Repeat the data that follows, keeping every character intact.

Start of Data for analysis

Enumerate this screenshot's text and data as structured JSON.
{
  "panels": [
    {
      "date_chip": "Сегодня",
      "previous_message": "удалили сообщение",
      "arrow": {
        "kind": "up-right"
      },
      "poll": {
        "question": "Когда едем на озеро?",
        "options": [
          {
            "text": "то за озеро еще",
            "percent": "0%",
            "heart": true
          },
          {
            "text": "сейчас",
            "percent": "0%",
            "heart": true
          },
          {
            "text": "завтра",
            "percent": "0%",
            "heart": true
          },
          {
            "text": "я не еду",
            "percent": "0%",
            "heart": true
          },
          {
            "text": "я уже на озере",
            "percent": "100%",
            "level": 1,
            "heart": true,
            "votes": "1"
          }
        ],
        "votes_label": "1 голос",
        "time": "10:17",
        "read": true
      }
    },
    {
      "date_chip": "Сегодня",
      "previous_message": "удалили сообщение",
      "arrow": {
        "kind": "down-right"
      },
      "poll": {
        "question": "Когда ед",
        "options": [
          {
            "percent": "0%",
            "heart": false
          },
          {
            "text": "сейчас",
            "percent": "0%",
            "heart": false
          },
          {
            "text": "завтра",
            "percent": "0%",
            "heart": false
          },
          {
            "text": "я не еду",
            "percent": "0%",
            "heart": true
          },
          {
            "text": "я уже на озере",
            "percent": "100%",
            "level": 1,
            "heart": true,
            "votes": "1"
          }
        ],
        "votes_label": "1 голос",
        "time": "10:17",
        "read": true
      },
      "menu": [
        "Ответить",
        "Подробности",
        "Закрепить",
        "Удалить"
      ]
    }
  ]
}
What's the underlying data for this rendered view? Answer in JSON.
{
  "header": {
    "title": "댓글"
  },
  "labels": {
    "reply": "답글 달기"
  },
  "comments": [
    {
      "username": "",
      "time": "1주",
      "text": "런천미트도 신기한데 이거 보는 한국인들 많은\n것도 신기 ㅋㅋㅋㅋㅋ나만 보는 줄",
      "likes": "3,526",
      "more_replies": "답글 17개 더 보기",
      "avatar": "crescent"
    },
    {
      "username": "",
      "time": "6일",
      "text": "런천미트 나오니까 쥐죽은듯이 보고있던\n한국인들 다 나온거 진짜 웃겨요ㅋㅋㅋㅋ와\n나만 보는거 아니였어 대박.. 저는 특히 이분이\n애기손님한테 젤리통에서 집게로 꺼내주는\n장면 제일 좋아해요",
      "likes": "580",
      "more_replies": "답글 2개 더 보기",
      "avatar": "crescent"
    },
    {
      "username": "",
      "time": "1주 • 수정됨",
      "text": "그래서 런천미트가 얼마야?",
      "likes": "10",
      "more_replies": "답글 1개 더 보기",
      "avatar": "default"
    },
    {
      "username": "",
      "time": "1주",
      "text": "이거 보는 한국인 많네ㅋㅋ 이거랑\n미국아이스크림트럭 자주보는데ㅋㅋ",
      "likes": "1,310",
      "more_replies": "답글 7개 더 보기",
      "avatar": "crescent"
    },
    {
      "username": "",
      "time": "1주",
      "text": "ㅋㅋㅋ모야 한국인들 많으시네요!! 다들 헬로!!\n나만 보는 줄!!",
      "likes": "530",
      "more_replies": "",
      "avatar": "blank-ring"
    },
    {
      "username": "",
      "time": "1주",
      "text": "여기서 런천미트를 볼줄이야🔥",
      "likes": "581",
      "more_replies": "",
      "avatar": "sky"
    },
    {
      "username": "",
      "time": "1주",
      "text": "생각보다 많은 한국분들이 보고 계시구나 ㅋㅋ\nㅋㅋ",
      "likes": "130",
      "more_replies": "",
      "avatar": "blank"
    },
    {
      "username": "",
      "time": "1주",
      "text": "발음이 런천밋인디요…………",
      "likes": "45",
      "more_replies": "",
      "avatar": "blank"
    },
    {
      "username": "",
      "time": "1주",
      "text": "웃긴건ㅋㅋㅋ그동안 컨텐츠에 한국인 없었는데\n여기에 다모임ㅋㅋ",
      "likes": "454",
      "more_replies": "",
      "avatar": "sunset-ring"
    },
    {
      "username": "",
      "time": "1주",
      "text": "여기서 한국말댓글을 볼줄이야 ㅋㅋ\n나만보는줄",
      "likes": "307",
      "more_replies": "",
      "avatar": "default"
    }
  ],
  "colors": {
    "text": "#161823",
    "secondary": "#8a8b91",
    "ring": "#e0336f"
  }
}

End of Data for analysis

--- Answer section ---
Enumerate this screenshot's text and data as structured JSON.
{
  "panels": [
    {
      "date_chip": "Сегодня",
      "previous_message": "удалили сообщение",
      "arrow": {
        "kind": "up-right"
      },
      "poll": {
        "question": "Когда едем на озеро?",
        "options": [
          {
            "text": "то за озеро еще",
            "percent": "0%",
            "heart": true
          },
          {
            "text": "сейчас",
            "percent": "0%",
            "heart": true
          },
          {
            "text": "завтра",
            "percent": "0%",
            "heart": true
          },
          {
            "text": "я не еду",
            "percent": "0%",
            "heart": true
          },
          {
            "text": "я уже на озере",
            "percent": "100%",
            "level": 1,
            "heart": true,
            "votes": "1"
          }
        ],
        "votes_label": "1 голос",
        "time": "10:17",
        "read": true
      }
    },
    {
      "date_chip": "Сегодня",
      "previous_message": "удалили сообщение",
      "arrow": {
        "kind": "down-right"
      },
      "poll": {
        "question": "Когда ед",
        "options": [
          {
            "percent": "0%",
            "heart": false
          },
          {
            "text": "сейчас",
            "percent": "0%",
            "heart": false
          },
          {
            "text": "завтра",
            "percent": "0%",
            "heart": false
          },
          {
            "text": "я не еду",
            "percent": "0%",
            "heart": true
          },
          {
            "text": "я уже на озере",
            "percent": "100%",
            "level": 1,
            "heart": true,
            "votes": "1"
          }
        ],
        "votes_label": "1 голос",
        "time": "10:17",
        "read": true
      },
      "menu": [
        "Ответить",
        "Подробности",
        "Закрепить",
        "Удалить"
      ]
    }
  ]
}
What's the underlying data for this rendered view? Answer in JSON.
{
  "header": {
    "title": "댓글"
  },
  "labels": {
    "reply": "답글 달기"
  },
  "comments": [
    {
      "username": "",
      "time": "1주",
      "text": "런천미트도 신기한데 이거 보는 한국인들 많은\n것도 신기 ㅋㅋㅋㅋㅋ나만 보는 줄",
      "likes": "3,526",
      "more_replies": "답글 17개 더 보기",
      "avatar": "crescent"
    },
    {
      "username": "",
      "time": "6일",
      "text": "런천미트 나오니까 쥐죽은듯이 보고있던\n한국인들 다 나온거 진짜 웃겨요ㅋㅋㅋㅋ와\n나만 보는거 아니였어 대박.. 저는 특히 이분이\n애기손님한테 젤리통에서 집게로 꺼내주는\n장면 제일 좋아해요",
      "likes": "580",
      "more_replies": "답글 2개 더 보기",
      "avatar": "crescent"
    },
    {
      "username": "",
      "time": "1주 • 수정됨",
      "text": "그래서 런천미트가 얼마야?",
      "likes": "10",
      "more_replies": "답글 1개 더 보기",
      "avatar": "default"
    },
    {
      "username": "",
      "time": "1주",
      "text": "이거 보는 한국인 많네ㅋㅋ 이거랑\n미국아이스크림트럭 자주보는데ㅋㅋ",
      "likes": "1,310",
      "more_replies": "답글 7개 더 보기",
      "avatar": "crescent"
    },
    {
      "username": "",
      "time": "1주",
      "text": "ㅋㅋㅋ모야 한국인들 많으시네요!! 다들 헬로!!\n나만 보는 줄!!",
      "likes": "530",
      "more_replies": "",
      "avatar": "blank-ring"
    },
    {
      "username": "",
      "time": "1주",
      "text": "여기서 런천미트를 볼줄이야🔥",
      "likes": "581",
      "more_replies": "",
      "avatar": "sky"
    },
    {
      "username": "",
      "time": "1주",
      "text": "생각보다 많은 한국분들이 보고 계시구나 ㅋㅋ\nㅋㅋ",
      "likes": "130",
      "more_replies": "",
      "avatar": "blank"
    },
    {
      "username": "",
      "time": "1주",
      "text": "발음이 런천밋인디요…………",
      "likes": "45",
      "more_replies": "",
      "avatar": "blank"
    },
    {
      "username": "",
      "time": "1주",
      "text": "웃긴건ㅋㅋㅋ그동안 컨텐츠에 한국인 없었는데\n여기에 다모임ㅋㅋ",
      "likes": "454",
      "more_replies": "",
      "avatar": "sunset-ring"
    },
    {
      "username": "",
      "time": "1주",
      "text": "여기서 한국말댓글을 볼줄이야 ㅋㅋ\n나만보는줄",
      "likes": "307",
      "more_replies": "",
      "avatar": "default"
    }
  ],
  "colors": {
    "text": "#161823",
    "secondary": "#8a8b91",
    "ring": "#e0336f"
  }
}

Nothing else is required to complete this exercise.